Garden for the Environment

Health at Home – SFDPH

Homeless Prenatal Program

KPFA Radio

Larkin Street Youth Services


Margaret Jenkins Dance Company

Mercy Housing CA

Mission Community Market (c/o SF Parks Alliance)

Mission Graduates

Mission Preparatory School

National Kidney Foundation

Next Course

Our Family Coalition

People’s Community Market

Project Open Hand

San Francisco Living Wage Coalition

San Francisco Rock Project

Sauvie Island Center

SF Parks Alliance – Urban Sprouts



Shukuru Foundation

Slow Food USA

Southeast Mission Geriatric Services

Streetside Stories

The Daphne Zepos Teaching Award\American Cheese Education Foundation

Three Squares/Cooking Matters




New Year’s Resolution: Waste Less Food!

I was at a British-themed party recently and came across the tome to the right, which included instructions for US personnel headed to Britain during World War II.

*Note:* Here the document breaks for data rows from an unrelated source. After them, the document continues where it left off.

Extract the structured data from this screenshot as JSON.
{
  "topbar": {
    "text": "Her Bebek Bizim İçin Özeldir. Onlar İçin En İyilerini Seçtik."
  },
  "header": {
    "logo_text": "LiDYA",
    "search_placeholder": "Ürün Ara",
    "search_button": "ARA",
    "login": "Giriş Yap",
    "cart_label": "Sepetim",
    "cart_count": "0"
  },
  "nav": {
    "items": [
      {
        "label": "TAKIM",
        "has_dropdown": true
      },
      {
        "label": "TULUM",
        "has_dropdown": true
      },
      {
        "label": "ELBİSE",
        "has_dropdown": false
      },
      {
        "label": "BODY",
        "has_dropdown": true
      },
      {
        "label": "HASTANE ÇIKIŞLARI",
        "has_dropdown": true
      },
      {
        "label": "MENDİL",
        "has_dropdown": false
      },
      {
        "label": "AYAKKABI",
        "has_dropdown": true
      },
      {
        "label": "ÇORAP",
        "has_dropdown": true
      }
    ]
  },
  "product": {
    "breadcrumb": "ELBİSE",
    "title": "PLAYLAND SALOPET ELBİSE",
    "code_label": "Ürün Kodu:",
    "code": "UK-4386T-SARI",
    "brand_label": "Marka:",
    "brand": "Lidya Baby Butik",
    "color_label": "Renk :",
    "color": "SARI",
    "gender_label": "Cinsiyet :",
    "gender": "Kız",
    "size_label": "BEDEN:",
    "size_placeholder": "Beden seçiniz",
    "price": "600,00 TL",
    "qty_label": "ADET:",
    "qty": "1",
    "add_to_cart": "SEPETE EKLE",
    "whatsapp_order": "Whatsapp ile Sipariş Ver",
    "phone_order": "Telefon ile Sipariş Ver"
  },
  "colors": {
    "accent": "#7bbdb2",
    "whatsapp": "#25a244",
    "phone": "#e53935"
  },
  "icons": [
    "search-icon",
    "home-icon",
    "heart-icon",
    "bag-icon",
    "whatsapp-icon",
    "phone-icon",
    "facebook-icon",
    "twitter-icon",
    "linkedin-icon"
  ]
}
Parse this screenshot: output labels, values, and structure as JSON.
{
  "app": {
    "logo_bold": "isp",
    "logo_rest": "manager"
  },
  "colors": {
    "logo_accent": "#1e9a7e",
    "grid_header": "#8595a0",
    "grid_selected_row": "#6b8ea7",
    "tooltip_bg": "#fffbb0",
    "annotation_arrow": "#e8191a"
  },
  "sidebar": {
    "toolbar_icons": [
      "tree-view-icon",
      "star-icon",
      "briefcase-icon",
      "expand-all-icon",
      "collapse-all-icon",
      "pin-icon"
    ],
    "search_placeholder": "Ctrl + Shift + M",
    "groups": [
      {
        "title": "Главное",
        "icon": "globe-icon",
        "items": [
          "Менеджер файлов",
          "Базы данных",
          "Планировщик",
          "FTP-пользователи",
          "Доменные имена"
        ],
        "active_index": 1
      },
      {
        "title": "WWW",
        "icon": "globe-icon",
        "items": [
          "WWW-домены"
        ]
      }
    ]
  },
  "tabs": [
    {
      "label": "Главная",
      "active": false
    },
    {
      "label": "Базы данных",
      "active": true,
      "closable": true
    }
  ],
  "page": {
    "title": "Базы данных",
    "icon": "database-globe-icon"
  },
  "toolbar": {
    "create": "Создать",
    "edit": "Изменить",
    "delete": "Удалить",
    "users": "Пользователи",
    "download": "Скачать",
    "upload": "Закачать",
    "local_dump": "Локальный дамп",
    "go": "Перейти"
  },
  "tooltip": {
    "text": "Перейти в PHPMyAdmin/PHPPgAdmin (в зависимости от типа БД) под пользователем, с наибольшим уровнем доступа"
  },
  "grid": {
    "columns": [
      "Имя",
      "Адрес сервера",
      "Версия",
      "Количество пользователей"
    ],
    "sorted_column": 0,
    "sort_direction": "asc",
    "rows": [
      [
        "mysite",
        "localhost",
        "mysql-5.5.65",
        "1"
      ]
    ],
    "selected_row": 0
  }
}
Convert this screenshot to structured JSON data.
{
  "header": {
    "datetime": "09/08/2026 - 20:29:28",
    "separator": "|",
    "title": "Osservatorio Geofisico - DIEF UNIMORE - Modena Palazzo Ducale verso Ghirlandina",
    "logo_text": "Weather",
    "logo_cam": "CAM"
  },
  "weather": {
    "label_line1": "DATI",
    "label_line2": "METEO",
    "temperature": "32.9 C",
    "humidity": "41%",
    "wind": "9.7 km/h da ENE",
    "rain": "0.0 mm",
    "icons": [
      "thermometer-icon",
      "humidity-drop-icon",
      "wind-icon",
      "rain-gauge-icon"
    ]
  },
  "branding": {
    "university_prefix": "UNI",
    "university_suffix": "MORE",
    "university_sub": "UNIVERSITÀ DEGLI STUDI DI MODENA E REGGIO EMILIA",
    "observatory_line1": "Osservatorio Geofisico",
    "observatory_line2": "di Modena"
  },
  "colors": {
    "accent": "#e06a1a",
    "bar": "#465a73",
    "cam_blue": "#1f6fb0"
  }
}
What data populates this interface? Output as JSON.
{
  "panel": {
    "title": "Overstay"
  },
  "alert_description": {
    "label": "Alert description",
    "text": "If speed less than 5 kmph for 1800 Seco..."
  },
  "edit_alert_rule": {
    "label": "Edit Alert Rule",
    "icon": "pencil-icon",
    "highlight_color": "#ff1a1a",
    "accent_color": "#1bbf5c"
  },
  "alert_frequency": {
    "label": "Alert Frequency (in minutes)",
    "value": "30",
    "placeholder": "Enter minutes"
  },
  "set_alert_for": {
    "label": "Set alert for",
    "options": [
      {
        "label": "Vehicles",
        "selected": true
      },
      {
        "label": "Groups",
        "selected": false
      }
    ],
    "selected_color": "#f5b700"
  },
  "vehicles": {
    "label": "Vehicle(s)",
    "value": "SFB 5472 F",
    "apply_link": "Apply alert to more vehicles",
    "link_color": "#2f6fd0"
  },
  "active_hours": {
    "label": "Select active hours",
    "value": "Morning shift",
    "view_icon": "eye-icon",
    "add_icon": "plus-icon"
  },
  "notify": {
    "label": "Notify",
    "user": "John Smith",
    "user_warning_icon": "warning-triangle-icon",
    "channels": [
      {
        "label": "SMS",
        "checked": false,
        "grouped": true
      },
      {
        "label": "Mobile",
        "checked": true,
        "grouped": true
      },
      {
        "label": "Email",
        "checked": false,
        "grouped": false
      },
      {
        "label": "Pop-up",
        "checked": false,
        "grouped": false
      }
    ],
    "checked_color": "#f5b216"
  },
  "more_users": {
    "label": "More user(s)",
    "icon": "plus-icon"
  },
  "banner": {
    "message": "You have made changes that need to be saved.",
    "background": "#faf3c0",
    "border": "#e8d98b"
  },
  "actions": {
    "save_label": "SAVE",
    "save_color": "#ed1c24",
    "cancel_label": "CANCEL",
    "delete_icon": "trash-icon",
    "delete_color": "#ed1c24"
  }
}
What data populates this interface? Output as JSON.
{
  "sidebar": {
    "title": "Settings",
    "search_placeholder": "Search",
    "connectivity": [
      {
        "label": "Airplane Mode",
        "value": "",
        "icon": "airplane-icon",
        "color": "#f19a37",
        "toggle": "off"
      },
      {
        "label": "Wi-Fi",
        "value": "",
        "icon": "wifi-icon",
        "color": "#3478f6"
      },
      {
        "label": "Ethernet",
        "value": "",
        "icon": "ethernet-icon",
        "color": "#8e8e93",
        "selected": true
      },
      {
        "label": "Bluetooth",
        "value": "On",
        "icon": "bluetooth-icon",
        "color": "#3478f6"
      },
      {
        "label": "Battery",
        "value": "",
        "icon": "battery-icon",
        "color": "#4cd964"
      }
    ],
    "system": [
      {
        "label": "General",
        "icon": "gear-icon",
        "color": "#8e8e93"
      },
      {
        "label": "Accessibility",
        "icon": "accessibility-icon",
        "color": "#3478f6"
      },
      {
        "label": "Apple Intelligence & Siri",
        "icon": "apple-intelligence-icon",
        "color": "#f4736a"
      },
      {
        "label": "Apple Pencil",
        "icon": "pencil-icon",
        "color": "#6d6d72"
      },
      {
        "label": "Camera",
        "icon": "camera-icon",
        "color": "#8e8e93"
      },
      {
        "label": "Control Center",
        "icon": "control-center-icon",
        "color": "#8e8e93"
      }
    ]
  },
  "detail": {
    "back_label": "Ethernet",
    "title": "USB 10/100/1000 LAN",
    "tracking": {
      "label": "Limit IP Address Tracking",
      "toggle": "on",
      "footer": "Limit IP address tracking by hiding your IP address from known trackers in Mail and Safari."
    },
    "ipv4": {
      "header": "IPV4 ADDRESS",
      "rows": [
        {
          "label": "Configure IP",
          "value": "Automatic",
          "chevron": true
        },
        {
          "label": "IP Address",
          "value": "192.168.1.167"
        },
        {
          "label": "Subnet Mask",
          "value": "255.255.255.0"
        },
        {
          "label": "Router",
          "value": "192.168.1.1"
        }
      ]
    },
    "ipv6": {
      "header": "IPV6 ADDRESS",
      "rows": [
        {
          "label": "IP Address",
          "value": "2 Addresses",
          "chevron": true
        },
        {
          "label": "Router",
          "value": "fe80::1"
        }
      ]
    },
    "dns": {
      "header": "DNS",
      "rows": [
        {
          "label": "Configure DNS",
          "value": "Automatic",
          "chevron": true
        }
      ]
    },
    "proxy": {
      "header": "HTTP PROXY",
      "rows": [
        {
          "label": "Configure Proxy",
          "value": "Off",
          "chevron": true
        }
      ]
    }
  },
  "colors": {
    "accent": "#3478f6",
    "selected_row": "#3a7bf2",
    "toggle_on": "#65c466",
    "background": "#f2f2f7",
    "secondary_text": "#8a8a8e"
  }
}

As you can see in the text I photographed below, the manual has some explicit advice for American Servicemen regarding waste. In short, “…when you destroy or waste food you have wasted the life of another sailor.”

I passed these juicy bits of history to my friend Jonathan Bloom, the author of American Wasteland, and he shared it on his food waste-focused blog. Here’s what he had to say:

“The instructions are also enlightening on what food and fuel meant in wartime Britain. In contrast to the food-rich US, Britain relied upon imported food (and fuel). During World War II, when the German navy threatened all shipments, British sailors risked their lives to secure such supplies. In addition to the need to feed soldiers, this risk provided all the more reason not to waste food.

I’ve never seen stronger anti-waste words. And I’d never heard such a direct correlation between food waste and ‘the ultimate sacrifice.’ Hopefully the below passage reminds us how fortunate most of us are and inspires us to avoid waste in honor of those past sacrifices.”